Nearly 12 million trucks, rail cars, locomotives, and vessels move goods over the transportation network. Trucks carry the largest share of freight by value, tons, and ton-miles for shipments moving 750 or fewer miles. Rail, on the other hand, is the dominant mode by tons and ton-miles for shipments moved from 750 to 2,000 miles. What these vessels have in common is that many use freight management software to help

In 2013, the trucking industry transported nearly 15 billion tons of cargo. And if that sounds like an impressive figure, the U.S. Bureau of Labor Statistics reports that by 2040, that number is expected to increase to 18.79 billion tons. Much of this cargo is classified as LTL, or less-than-truckload cargo, and considering the fact that the LTL market is estimated at approximately $35 billion, it’s important to understand how

There are approximately 5.9 million commercial motor vehicle drivers operating across the United States right now, according to the Federal Motor Carrier Safety Administration. Many of those vehicles contain LTL shipments, which are determined based on weight and the size of freight involved. LTL shipments (or less than truckload) is the transportation of small freight, as opposed to parcel carriers and full truckload carriers. In addition to the overall weight

U.S. e-commerce revenue is about $423.3 billion and is steadily climbing. Whether it’s full truckload, less-than-truckload (LTL), or parcel, carriers are being forced to adjust to changes in the retail industry. However, it seems as though the holiday season is easily the busiest of the entire year due to the increased convenience that large online shopping retailers provide. In fact, the National Retail Federation predicted that online sales would increase

According to the Federal Motor Carrier Safety Administration, approximately 5.9 million commercial motor vehicle drivers operate in the United States. Many are employed by freight brokers, who have a sole responsibility to ensure that goods and cargo are transported to the right place at the right time. With all the responsibilities freight brokers manage, it’s only natural to make some mistakes. Here are just a few common mistakes freight brokers

Freight management is an increasingly complex yet profitable business prospect.
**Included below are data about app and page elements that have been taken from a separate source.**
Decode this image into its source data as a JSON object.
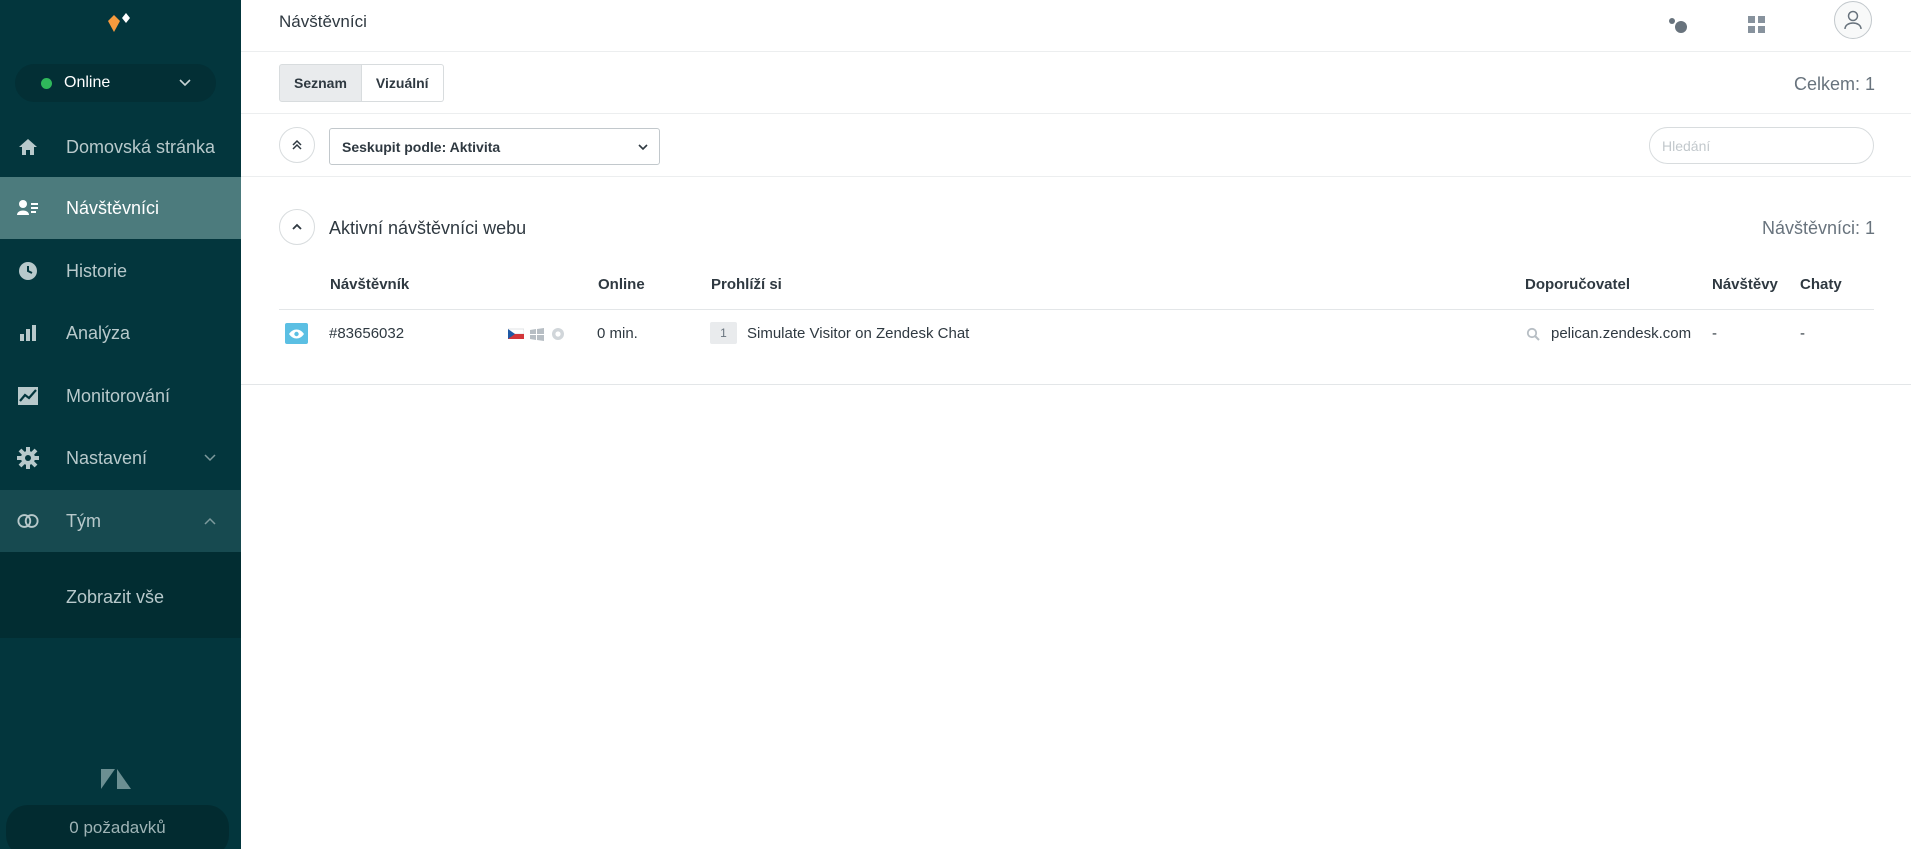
{
  "sidebar": {
    "status": {
      "label": "Online",
      "color": "#2fb85b"
    },
    "items": [
      {
        "label": "Domovská stránka",
        "icon": "home-icon"
      },
      {
        "label": "Návštěvníci",
        "icon": "visitors-icon"
      },
      {
        "label": "Historie",
        "icon": "clock-icon"
      },
      {
        "label": "Analýza",
        "icon": "bar-chart-icon"
      },
      {
        "label": "Monitorování",
        "icon": "monitor-chart-icon"
      },
      {
        "label": "Nastavení",
        "icon": "gear-icon"
      },
      {
        "label": "Tým",
        "icon": "team-icon"
      }
    ],
    "team_sub": {
      "label": "Zobrazit vše"
    },
    "requests": "0 požadavků"
  },
  "topbar": {
    "title": "Návštěvníci"
  },
  "toolbar": {
    "list_label": "Seznam",
    "visual_label": "Vizuální",
    "total": "Celkem: 1"
  },
  "filter": {
    "groupby": "Seskupit podle: Aktivita",
    "search_placeholder": "Hledání"
  },
  "section": {
    "title": "Aktivní návštěvníci webu",
    "count": "Návštěvníci: 1"
  },
  "table": {
    "headers": {
      "visitor": "Návštěvník",
      "online": "Online",
      "viewing": "Prohlíží si",
      "referrer": "Doporučovatel",
      "visits": "Návštěvy",
      "chats": "Chaty"
    },
    "rows": [
      {
        "id": "#83656032",
        "online": "0 min.",
        "pages": "1",
        "viewing": "Simulate Visitor on Zendesk Chat",
        "referrer": "pelican.zendesk.com",
        "visits": "-",
        "chats": "-"
      }
    ]
  },
  "colors": {
    "sidebar_bg": "#03363d",
    "active_bg": "#4c7b7d",
    "accent": "#f79a3e",
    "eye": "#5bbfe3"
  }
}
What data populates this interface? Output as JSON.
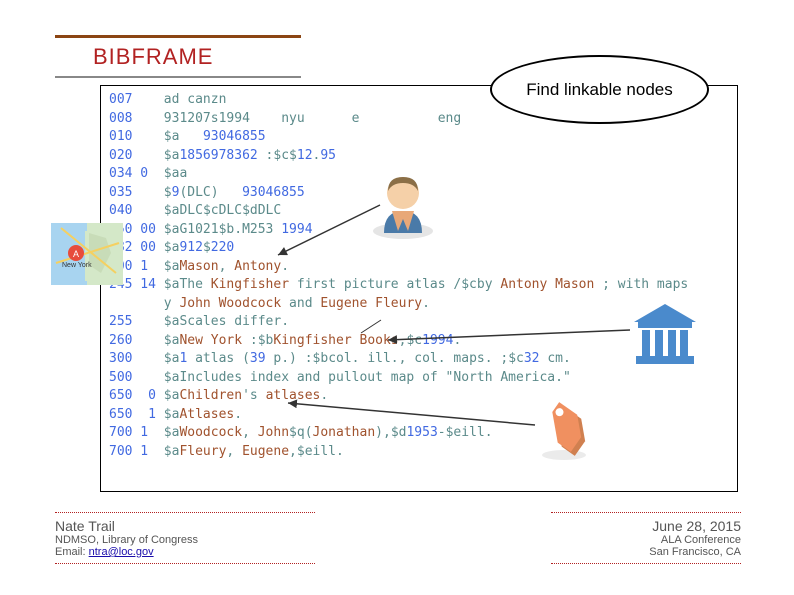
{
  "title": "BIBFRAME",
  "callout": "Find linkable nodes",
  "marc": [
    {
      "tag": "007",
      "ind": "",
      "content": "ad canzn"
    },
    {
      "tag": "008",
      "ind": "",
      "content": "931207s1994    nyu      e          eng"
    },
    {
      "tag": "010",
      "ind": "",
      "content": "$a   93046855"
    },
    {
      "tag": "020",
      "ind": "",
      "content": "$a1856978362 :$c$12.95"
    },
    {
      "tag": "034",
      "ind": "0 ",
      "content": "$aa"
    },
    {
      "tag": "035",
      "ind": "",
      "content": "$9(DLC)   93046855"
    },
    {
      "tag": "040",
      "ind": "",
      "content": "$aDLC$cDLC$dDLC"
    },
    {
      "tag": "050",
      "ind": "00",
      "content": "$aG1021$b.M253 1994"
    },
    {
      "tag": "082",
      "ind": "00",
      "content": "$a912$220"
    },
    {
      "tag": "100",
      "ind": "1 ",
      "content": "$aMason, Antony."
    },
    {
      "tag": "245",
      "ind": "14",
      "content": "$aThe Kingfisher first picture atlas /$cby Antony Mason ; with maps"
    },
    {
      "tag": "",
      "ind": "",
      "content": "y John Woodcock and Eugene Fleury."
    },
    {
      "tag": "255",
      "ind": "",
      "content": "$aScales differ."
    },
    {
      "tag": "260",
      "ind": "",
      "content": "$aNew York :$bKingfisher Books,$c1994."
    },
    {
      "tag": "300",
      "ind": "",
      "content": "$a1 atlas (39 p.) :$bcol. ill., col. maps. ;$c32 cm."
    },
    {
      "tag": "500",
      "ind": "",
      "content": "$aIncludes index and pullout map of \"North America.\""
    },
    {
      "tag": "650",
      "ind": " 0",
      "content": "$aChildren's atlases."
    },
    {
      "tag": "650",
      "ind": " 1",
      "content": "$aAtlases."
    },
    {
      "tag": "700",
      "ind": "1 ",
      "content": "$aWoodcock, John$q(Jonathan),$d1953-$eill."
    },
    {
      "tag": "700",
      "ind": "1 ",
      "content": "$aFleury, Eugene,$eill."
    }
  ],
  "footer": {
    "author": "Nate Trail",
    "org": "NDMSO, Library of Congress",
    "email_label": "Email: ",
    "email": "ntra@loc.gov",
    "date": "June 28, 2015",
    "conference": "ALA Conference",
    "location": "San Francisco, CA"
  }
}
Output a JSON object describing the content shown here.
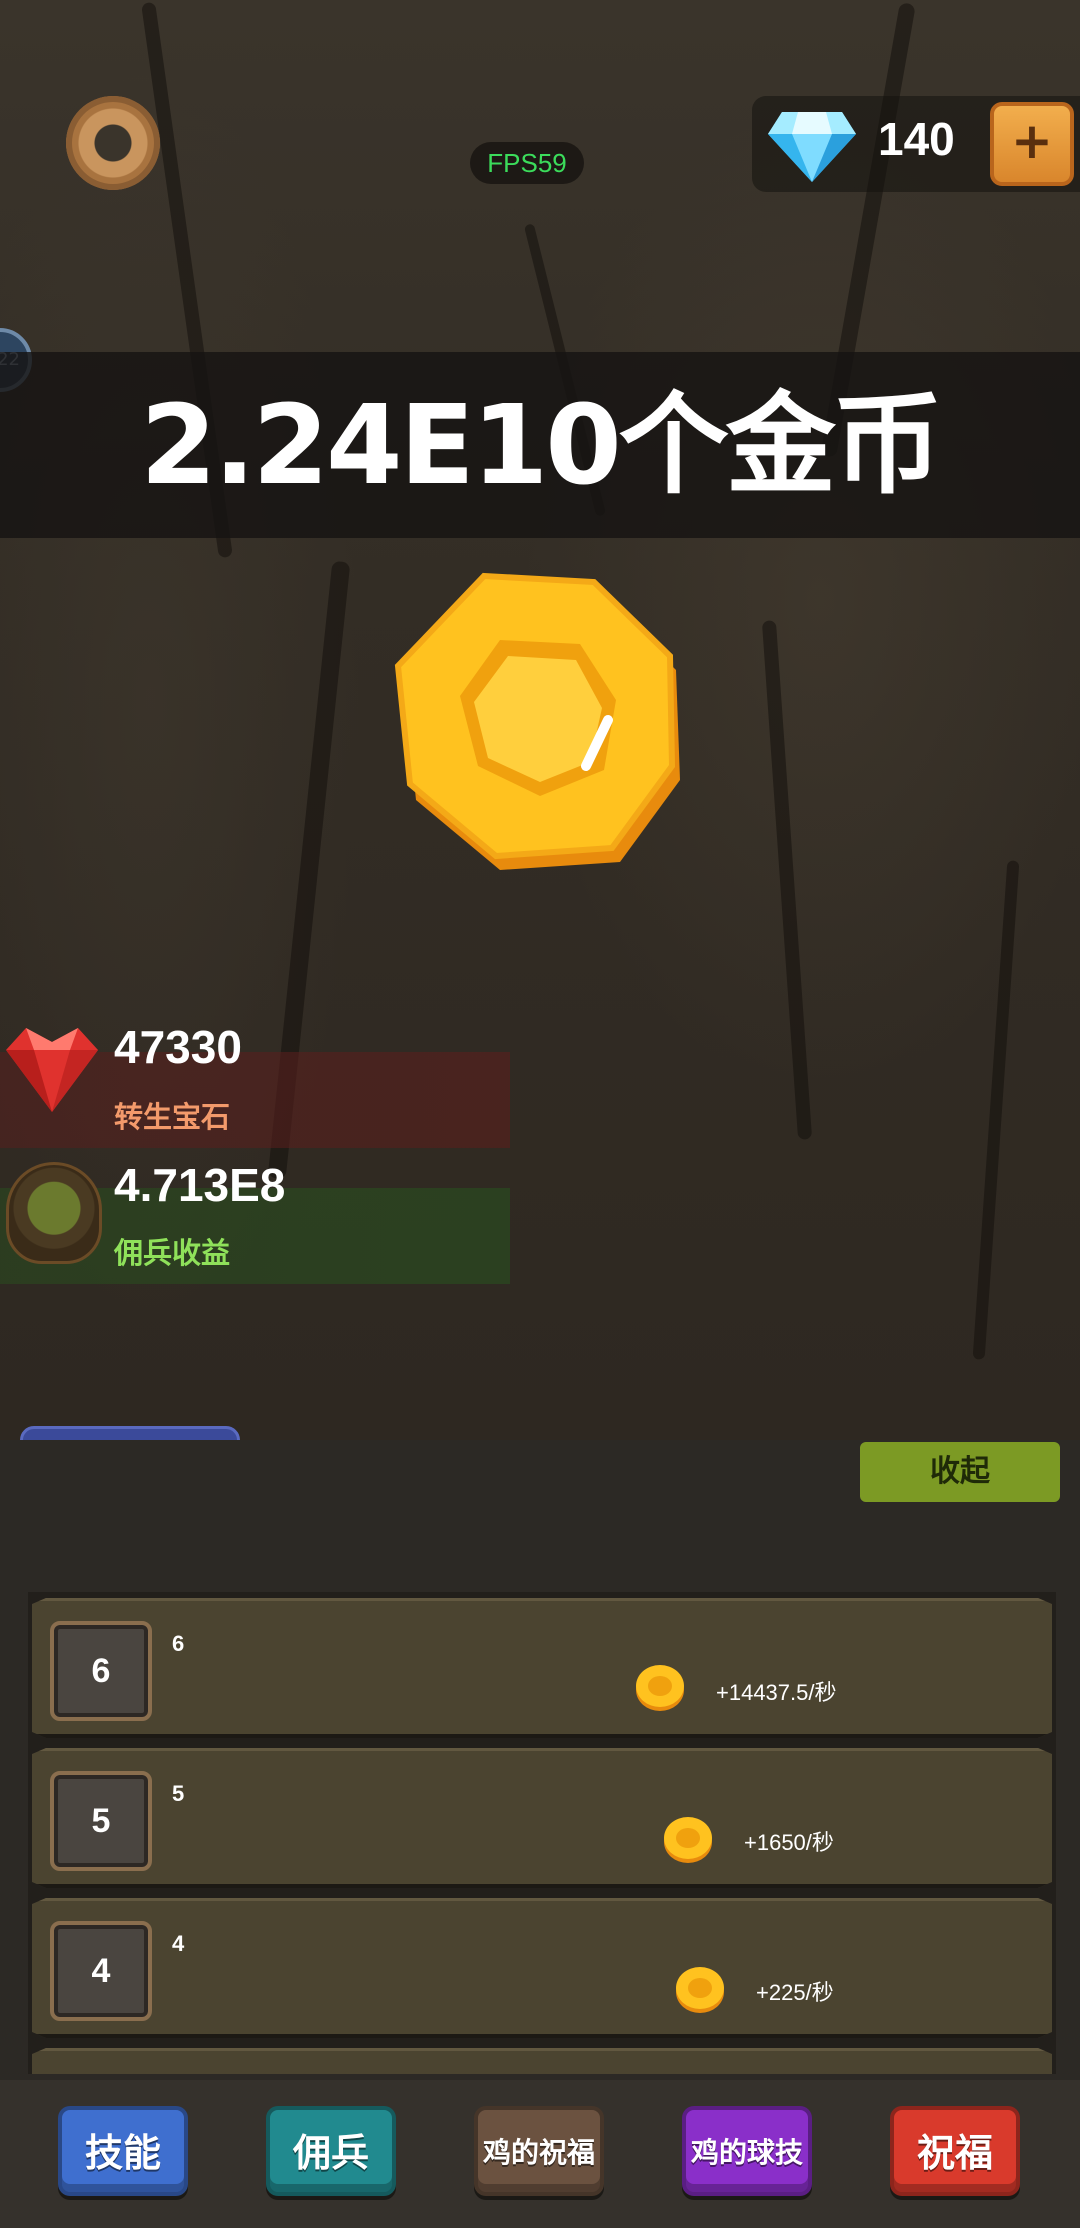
{
  "hud": {
    "fps_label": "FPS59",
    "gem_count": "140",
    "plus_label": "+",
    "side_badge": "22"
  },
  "banner": {
    "gold_text": "2.24E10个金币"
  },
  "stats": {
    "rebirth_gems_value": "47330",
    "rebirth_gems_label": "转生宝石",
    "merc_income_value": "4.713E8",
    "merc_income_label": "佣兵收益"
  },
  "panel": {
    "collapse_label": "收起",
    "rows": [
      {
        "icon_label": "6",
        "name": "6",
        "rate": "+14437.5/秒"
      },
      {
        "icon_label": "5",
        "name": "5",
        "rate": "+1650/秒"
      },
      {
        "icon_label": "4",
        "name": "4",
        "rate": "+225/秒"
      }
    ]
  },
  "nav": {
    "skills": "技能",
    "mercenary": "佣兵",
    "chicken_blessing": "鸡的祝福",
    "chicken_ball": "鸡的球技",
    "blessing": "祝福"
  },
  "colors": {
    "skills": "#3f6fcf",
    "mercenary": "#218a8f",
    "chicken_blessing": "#6b5240",
    "chicken_ball": "#8a2fc9",
    "blessing": "#d93a2c",
    "fps": "#3bdc5b",
    "collapse": "#7c9a24",
    "rebirth_label": "#f39a6b",
    "merc_label": "#8fe15a"
  }
}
In fact, according to the U.S. Department of Transportation, the value of freight moved is expected to increase to $1,377 per ton in 2040. If you want to keep up with the rapidly-growing industry, the key for your freight broker operations is investing in one of the many types of transportation broker software that can help you track the most